Task directions
For every line in the records that has the word "Featured", make a copy.

Entries shown
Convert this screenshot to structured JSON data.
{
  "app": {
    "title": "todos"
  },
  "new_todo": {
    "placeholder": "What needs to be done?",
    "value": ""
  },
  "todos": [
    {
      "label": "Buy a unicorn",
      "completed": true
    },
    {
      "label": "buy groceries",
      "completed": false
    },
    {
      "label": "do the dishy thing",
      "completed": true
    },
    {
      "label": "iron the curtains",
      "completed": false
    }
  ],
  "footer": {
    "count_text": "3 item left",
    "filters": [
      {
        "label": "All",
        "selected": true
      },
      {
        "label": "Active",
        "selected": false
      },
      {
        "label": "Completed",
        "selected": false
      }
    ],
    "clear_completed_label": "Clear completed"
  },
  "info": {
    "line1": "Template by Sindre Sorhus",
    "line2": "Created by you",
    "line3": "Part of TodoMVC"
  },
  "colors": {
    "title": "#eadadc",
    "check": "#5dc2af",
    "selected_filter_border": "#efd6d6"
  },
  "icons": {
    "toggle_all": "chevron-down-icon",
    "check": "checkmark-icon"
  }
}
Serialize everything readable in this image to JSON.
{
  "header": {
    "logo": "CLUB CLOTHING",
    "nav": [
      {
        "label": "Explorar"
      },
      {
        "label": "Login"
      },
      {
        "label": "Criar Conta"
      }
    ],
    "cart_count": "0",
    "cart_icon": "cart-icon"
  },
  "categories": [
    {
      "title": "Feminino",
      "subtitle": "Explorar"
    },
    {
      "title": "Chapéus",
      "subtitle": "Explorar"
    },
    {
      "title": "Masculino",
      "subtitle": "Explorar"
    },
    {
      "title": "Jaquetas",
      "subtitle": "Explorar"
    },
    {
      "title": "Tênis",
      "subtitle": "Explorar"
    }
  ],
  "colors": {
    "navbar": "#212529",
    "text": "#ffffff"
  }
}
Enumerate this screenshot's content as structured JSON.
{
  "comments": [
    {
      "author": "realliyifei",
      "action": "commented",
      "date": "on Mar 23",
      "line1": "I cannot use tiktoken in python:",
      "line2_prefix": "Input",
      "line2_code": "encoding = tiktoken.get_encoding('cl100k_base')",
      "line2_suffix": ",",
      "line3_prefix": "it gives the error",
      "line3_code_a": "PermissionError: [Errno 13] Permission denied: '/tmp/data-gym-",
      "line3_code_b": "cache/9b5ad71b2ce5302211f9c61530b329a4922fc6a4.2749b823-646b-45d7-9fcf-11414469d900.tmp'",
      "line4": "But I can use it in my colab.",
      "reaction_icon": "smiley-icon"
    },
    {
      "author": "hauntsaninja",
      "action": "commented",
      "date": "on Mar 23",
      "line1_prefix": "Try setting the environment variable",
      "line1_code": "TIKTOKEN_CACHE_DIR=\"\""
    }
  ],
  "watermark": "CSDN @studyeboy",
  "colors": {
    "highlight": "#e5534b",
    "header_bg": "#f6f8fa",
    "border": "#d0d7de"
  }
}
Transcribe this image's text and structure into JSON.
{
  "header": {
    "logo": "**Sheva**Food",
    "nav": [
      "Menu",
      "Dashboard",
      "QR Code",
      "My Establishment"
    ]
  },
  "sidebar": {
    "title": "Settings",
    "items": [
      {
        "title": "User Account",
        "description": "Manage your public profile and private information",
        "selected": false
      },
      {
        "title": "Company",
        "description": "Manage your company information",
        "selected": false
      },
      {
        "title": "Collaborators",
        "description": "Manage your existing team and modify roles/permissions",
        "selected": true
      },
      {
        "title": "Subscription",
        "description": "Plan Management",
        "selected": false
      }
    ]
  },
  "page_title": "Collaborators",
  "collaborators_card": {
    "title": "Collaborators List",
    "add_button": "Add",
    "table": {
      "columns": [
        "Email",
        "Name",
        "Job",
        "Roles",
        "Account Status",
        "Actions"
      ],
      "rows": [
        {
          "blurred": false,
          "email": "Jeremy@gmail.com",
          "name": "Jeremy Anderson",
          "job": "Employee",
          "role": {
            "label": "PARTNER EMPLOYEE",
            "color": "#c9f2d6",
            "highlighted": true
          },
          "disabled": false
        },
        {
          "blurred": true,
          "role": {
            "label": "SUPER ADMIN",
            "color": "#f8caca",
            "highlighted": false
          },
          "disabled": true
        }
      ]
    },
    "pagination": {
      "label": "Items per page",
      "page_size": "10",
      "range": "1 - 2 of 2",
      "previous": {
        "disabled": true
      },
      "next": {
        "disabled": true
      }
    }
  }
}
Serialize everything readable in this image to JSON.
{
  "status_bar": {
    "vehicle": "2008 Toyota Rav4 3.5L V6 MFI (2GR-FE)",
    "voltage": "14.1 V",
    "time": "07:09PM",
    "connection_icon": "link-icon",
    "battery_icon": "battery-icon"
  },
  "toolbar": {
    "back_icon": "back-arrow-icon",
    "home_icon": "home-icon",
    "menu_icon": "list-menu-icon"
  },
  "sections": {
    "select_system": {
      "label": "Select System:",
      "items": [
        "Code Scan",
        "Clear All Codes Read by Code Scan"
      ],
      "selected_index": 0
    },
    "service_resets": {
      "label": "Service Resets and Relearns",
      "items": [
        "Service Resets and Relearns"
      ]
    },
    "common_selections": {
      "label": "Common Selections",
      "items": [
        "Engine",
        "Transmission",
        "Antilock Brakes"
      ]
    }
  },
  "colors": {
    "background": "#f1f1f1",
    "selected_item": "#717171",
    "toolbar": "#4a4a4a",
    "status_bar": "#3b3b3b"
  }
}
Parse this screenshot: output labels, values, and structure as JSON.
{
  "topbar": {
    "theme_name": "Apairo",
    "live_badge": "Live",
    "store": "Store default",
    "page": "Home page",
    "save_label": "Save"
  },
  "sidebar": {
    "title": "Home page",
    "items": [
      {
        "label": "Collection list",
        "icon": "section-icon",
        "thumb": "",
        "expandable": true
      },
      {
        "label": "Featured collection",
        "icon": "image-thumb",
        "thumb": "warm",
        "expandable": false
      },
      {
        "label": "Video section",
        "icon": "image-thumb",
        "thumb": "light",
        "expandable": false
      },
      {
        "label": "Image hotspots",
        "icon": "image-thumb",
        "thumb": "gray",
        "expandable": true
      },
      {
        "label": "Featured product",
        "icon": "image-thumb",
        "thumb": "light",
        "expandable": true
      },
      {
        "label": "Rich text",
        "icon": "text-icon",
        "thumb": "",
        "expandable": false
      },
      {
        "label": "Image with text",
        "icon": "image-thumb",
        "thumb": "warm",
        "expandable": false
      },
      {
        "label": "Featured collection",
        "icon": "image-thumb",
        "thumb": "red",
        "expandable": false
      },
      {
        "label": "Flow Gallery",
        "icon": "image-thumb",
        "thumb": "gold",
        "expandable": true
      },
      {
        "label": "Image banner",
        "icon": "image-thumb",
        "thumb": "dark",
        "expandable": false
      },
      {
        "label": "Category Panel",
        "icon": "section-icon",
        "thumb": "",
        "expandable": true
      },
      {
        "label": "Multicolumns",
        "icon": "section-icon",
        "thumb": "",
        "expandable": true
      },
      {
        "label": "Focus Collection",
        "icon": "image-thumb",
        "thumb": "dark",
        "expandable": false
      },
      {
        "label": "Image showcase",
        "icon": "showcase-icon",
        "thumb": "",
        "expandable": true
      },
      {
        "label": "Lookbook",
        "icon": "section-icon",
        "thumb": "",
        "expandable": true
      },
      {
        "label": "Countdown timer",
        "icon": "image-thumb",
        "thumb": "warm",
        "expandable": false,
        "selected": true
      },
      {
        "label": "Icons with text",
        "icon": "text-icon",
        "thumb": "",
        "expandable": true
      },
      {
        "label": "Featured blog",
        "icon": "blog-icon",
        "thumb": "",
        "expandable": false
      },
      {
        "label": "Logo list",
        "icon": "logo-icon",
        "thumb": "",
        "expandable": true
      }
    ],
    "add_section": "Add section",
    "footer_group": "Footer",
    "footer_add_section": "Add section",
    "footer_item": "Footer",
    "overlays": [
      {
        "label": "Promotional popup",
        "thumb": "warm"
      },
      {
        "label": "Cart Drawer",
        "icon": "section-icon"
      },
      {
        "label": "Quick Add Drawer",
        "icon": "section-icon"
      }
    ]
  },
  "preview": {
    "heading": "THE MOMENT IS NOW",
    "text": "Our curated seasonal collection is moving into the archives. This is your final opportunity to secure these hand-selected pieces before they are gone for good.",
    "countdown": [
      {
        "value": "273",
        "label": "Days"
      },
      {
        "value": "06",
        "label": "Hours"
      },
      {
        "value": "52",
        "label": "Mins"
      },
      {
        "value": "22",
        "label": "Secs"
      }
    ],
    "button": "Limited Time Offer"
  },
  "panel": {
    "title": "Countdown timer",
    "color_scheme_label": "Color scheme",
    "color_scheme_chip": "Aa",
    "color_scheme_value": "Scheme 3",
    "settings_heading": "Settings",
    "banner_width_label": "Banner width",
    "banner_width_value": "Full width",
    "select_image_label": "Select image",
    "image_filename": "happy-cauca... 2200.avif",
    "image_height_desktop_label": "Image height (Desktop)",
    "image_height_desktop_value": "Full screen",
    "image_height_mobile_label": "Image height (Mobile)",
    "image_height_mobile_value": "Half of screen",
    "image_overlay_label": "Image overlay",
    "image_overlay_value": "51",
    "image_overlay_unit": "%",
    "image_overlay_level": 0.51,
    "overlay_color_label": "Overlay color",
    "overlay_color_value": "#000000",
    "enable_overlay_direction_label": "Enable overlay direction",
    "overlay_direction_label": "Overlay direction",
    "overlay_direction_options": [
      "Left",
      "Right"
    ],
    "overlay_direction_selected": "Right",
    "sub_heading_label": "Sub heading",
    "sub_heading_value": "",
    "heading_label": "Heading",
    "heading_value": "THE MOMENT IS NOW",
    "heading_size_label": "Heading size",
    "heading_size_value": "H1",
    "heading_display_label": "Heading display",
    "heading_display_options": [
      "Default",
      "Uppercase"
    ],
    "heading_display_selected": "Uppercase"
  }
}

Answer area
        "label": "Featured collection",
        "label": "Featured product",
        "label": "Featured collection",
        "label": "Featured blog",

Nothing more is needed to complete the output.